Scalded Skin Syndrome

Alternative names Ritter disease; Staphylococcal scalded skin syndrome (SSS)

Definition Return to top

Scalded skin syndrome is a skin infection characterized by damage to the skin with marked shedding (exfoliation). It usually affects infants and children under the age of 5.

Causes, incidence, and risk factors Return to top

Scalded skin syndrome is caused by infection with certain strains of a bacteria called staphylococcus. During the infection, the staphylococci produce a poison (exotoxin) that is responsible for the skin damage. Onset of the illness may be heralded by fever and skin tenderness.

The effects of the toxin first produces reddening of the skin. Fluid collects beneath the skin loosening it. Subsequently, light rubbing of the skin may pull away large sheets of skin leaving a raw red base (this effect is called the Nikolsky sign). These bare areas dry out and crust over.
It is found most commonly in infants and very young children.

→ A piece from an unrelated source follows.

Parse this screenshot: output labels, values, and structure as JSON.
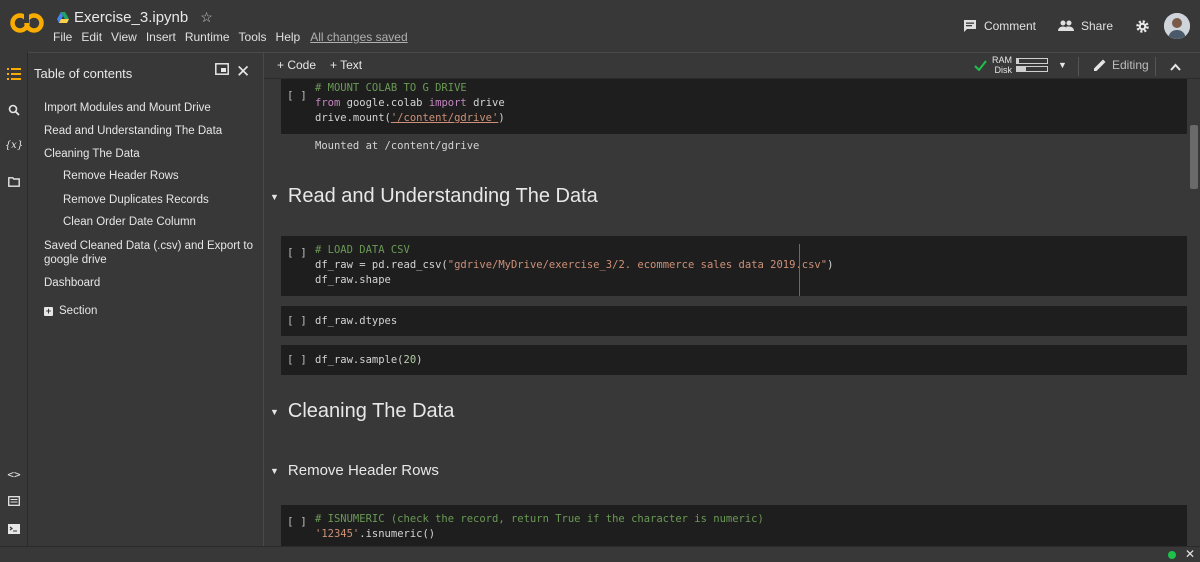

Symptoms Return to top

redness of the skin (
erythema) which spreads to cover most of the body
skin slips off with gentle pressure leaving wet red areas (Nikolsky sign)
large areas of skin peel or fall away (exfoliation or desquamation)
painful skin
infant appears quite ill

Signs and tests Return to top
Nikolsky's sign (skin slipping off when rubbed)

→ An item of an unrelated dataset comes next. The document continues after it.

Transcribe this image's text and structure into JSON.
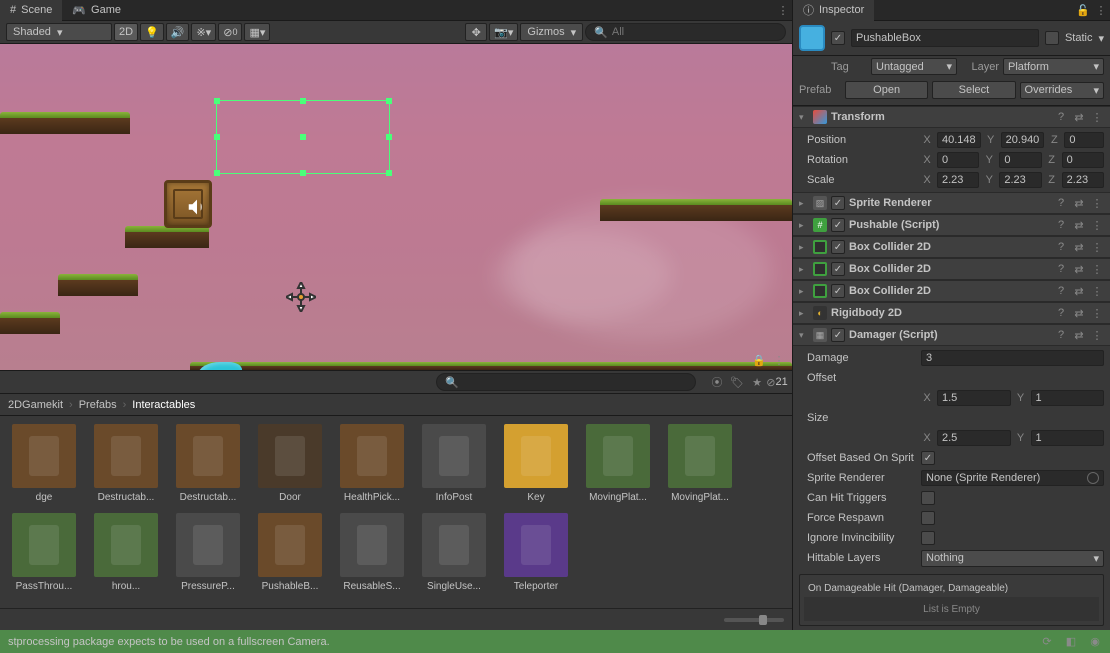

Tests include:

Complete blood count (CBC)
cultures of the skin and throat (often yield staphylococci)
skin biopsy (done only in rare cases where diagnosis is in question, such as when the skin condition may be due to a drug reaction known as toxic epidermal necrolysis or TEN)
check of
electrolytes to see if fluid loss has caused difficulties

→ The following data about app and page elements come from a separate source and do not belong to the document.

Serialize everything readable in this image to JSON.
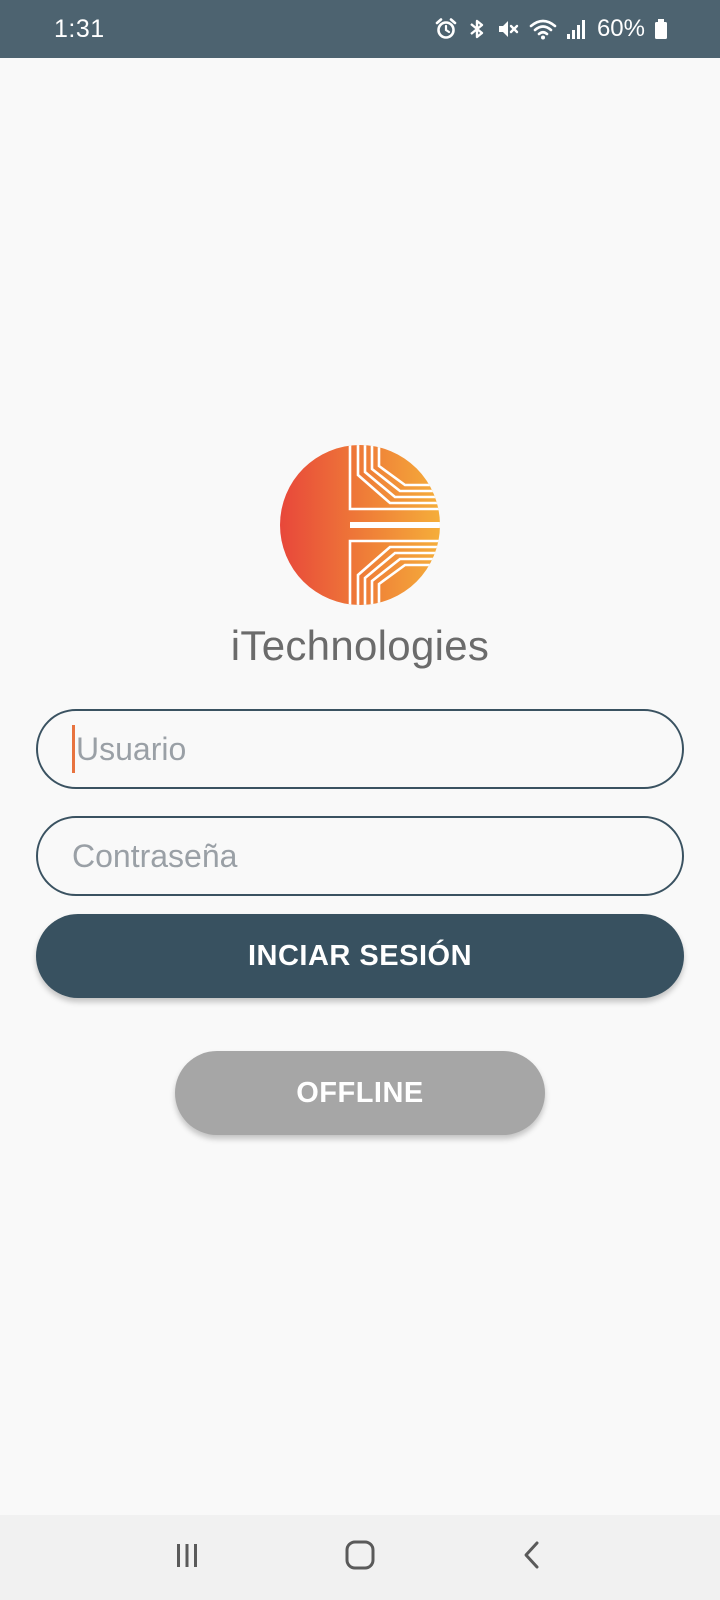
{
  "status_bar": {
    "time": "1:31",
    "battery": "60%",
    "icons": [
      "alarm-icon",
      "bluetooth-icon",
      "mute-icon",
      "wifi-icon",
      "signal-icon",
      "battery-icon"
    ]
  },
  "brand": {
    "name": "iTechnologies",
    "logo_colors": [
      "#e8473a",
      "#f5ae3a"
    ]
  },
  "login_form": {
    "username_placeholder": "Usuario",
    "password_placeholder": "Contraseña",
    "login_label": "INCIAR SESIÓN",
    "offline_label": "OFFLINE"
  },
  "colors": {
    "primary": "#385160",
    "secondary_button": "#a6a6a6",
    "status_bar": "#4d6370",
    "caret": "#e8733f"
  },
  "nav_bar": {
    "icons": [
      "recent-apps-icon",
      "home-icon",
      "back-icon"
    ]
  }
}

Treatment Return to top

Intravenous antibiotics that are specific for staphylococcus are given to help fight the infection. Because much fluid is lost through the open skin, supplemental intravenous fluid is important to prevent dehydration.

Moist compresses to the skin may improve comfort. An emollient may be applied to keep the skin moist. Healing begins in about 10 days following treatment.

Expectations (prognosis) Return to top

The prognosis is usually excellent. A full recovery is expected.

Complications Return to top

severe bloodstream infection (septicemia)
fluid regulation problems causing dehydration or electrolyte imbalance
poor temperature control (in young infants)
spread to deeper skin infection (

Calling your health care provider Return to top

Call your health care provider or go to the emergency room if symptoms of this disorder appear.
Prevention Return to top

The disorder may not be preventable. Prompt treatment of any staphylococcus infection may be helpful.

Update Date: 1/20/2004
Updated by: John Goldenring, M.D., M.P.H., Department of Pediatrics, Children's Hospital, San Diego, CA. Review provided by VeriMed Healtchare Network.

Medline Plus


For further Information

Staphylococcal scalded skin syndrome


Staphylococcal Scalded Skin Syndrome

Last Updated: December 3, 2002

Synonyms and related keywords: SSSS, exfoliative dermatitis, toxin-mediated staphylococcal syndromes, Staphylococcus aureus, S aureus

Author: Jessica Kim, MD, Staff Physician, Dermatology Service, Madigan Army Medical Center

Comments: Post a Comment

<< Home

This page is powered by Blogger. Isn't yours?